In 2008 I joined an online group for women expecting babies in December of that year. I needed to talk to other women going through the ups and downs of pregnancy, who could commiserate over our achy body parts we didn’t know we had, celebrate all of the little moments that you only “get” if you are expecting, and help me navigate the onslaught of information on parenting- how to choose a car seat, how to choose a pediatrician, natural birth or epidural, etc.
I went into this pregnancy with pretty high ideals- I was going to be a natural mom. A crunchy mom. A cloth-diapering, breastfeeding, baby-wearing goddess.
That didn’t actually work out as planned, at least not the first time around.
One of the biggest things I needed to consider as a parent, was whether or not to vaccinate my babies. And if I was going to vaccinate them…when, and how was I going to do it?
It was 2008, so I obviously read The Vaccine Book like it was the Bible. And I listened to every impassioned plea to not “overload” my new babies system with multiple shots at once. That was dangerous, y’all! Blood Brain Barrier! Scary shit.
And then some people were always talking about autism, but I didn’t know what autism was, and anyways I was plenty convinced by the “overloading the system” rhetoric- my boys would be following the Alternative Schedule set forth by Dr. Sears. The CDC was not going to dictate this one. I’m the mom. I knew best. I obviously knew better than our pediatrician.

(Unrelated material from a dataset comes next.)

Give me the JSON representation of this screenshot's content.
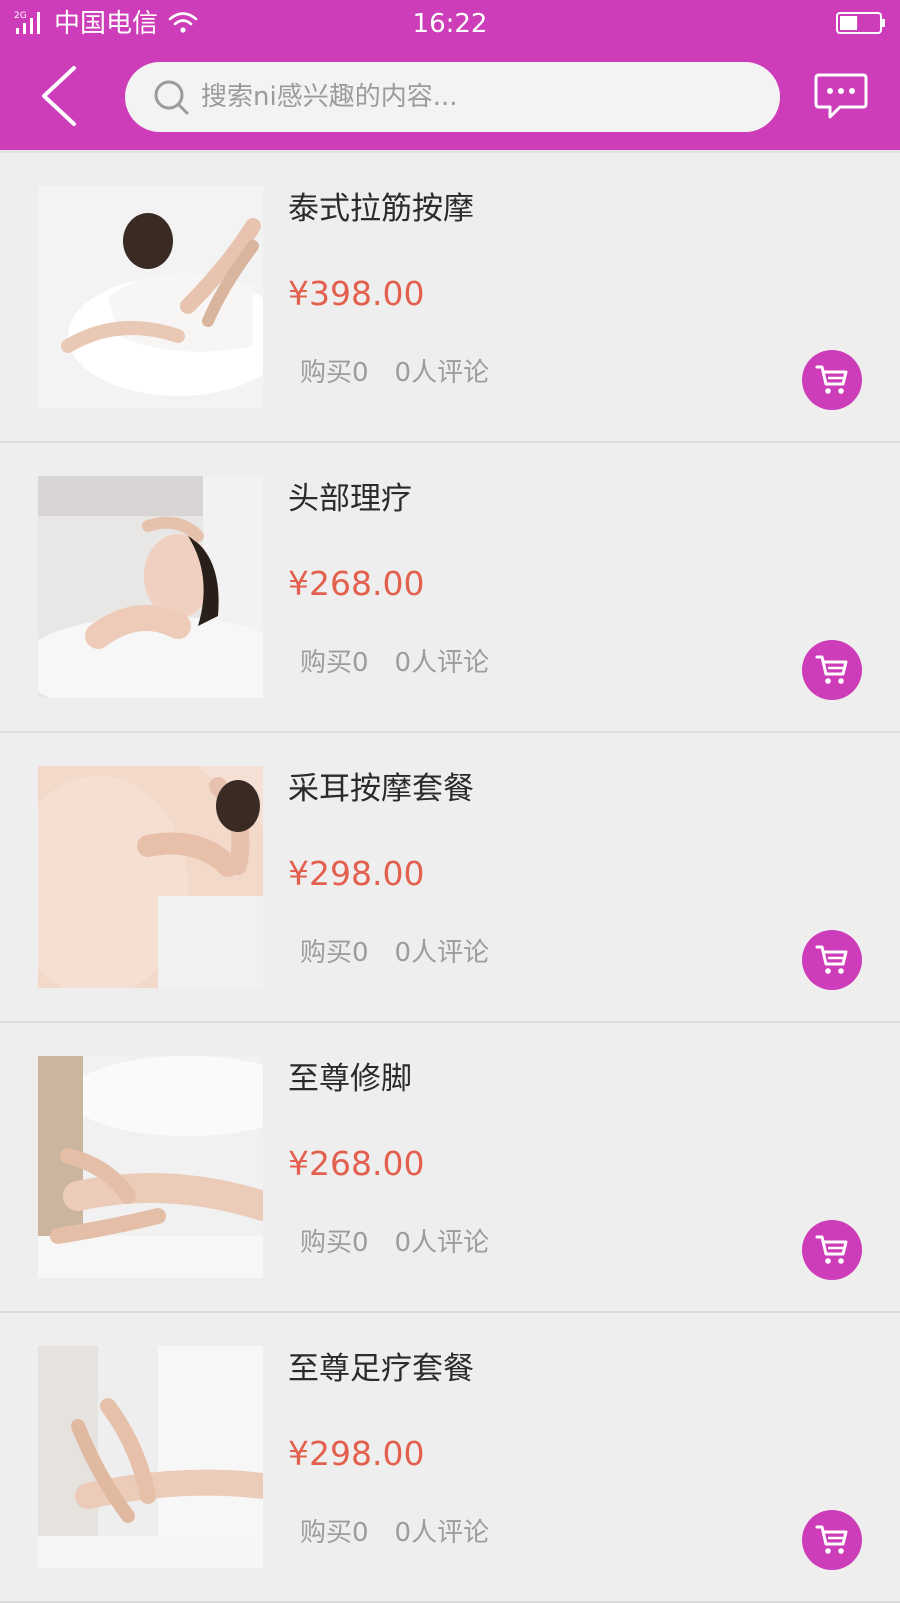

So in November I had twins. We moved forward with the “alternative” schedule, and our pediatrician, who actually sited “vaccines” as one of his key interests, didn’t question our decision. We ended up going in like every other month or so to keep them on the schedule. This was after we had to drag them in every few days to get bilirubin checks, and every week for weight checks- what’s an extra appointment here and there?
Around 15 months we noticed that both boys had pretty much tapered off their language to nothing. We brought it up at appointments, but we were blown off. They were boys, they were twin boys they were identical twin boys, they were premature identical twin boys…you get the drill. Nothing to see here folks! Your babies are fine.
Except they weren’t. Something was different. They had a speech delay. I just knew it in my bones.
In the meantime we had another baby, and after almost 2 years of constant visits to the pediatrician for vaccinations, we decided that there was no reason to not follow the CDC schedule. Neither of the twins had a reaction to any of their shots, and it was seriously starting to get difficult to stay on top of visits. So boy #3 was vaccinated on schedule from day 1.
When the twins were 25 months old, after 10 months of questions and being told to “wait and see”, we had them evaluated for speech by early intervention. Halfway through, the person doing the parent interview asked me what I knew about autism.
How did we miss this?
Anyway, fast forward a few months, we have many evaluations, get a medical diagnosis of autism for both boys. Our pediatrician still didn’t believe it (“they are too young to know”), but he suggests we hold off on the MMR until they are 3 years old. He never said why, but I believe he didn’t ever want us to think that the MMR had something to do with their autism, and I’m grateful for him not muddying the waters.
Shortly after our boys had their first speech eval, they started school, and there was a small measles outbreak in Minneapolis. Some of the kids attended Minneapolis Public Schools. Some of those kids may have had contact with people who worked with the boys. You can bet I was a bit frantic as we sat there, no MMR, and now what? Do we get it NOW? Do we wait it out? In the end we just waited it out, and they were vaccinated at 3.5 years old.
Every time I take the twins in for a well-visit, I am met with my copy of the vaccination schedule we set up for them, stapled to their chart. It’s embarrassing to me that I was sucked in to making this choice for my kids. That I potentially put their lives, and the lives of others at risk, because I thought of it as just one more thing in the checklist of things crunchy moms did. It’s humbling to know that I was naive enough to be swayed by junk science, and anecdotes.
They didn’t get on track until last year, when they were 6.5 years old. After we got a letter from the school listing everything they were missing. Meanwhile, our younger boys (we now have 4 boys) have been vaccinated fully, and on-time, since day 1.
Since the boys’ diagnosis, I have learned so much about the fear-mongering that goes along with vaccinating your children. What I’ve learned is that this isn’t really something that is up for discussion for the vast majority of people. It’s not a choice. It is not the same as choosing to have an epidural, or to extended rear-face your carseat. Unless you belong to a very small group of people who absolutely cannot be vaccinated, you need to be vaccinated. On schedule. No questions. Vaccines do not cause autism.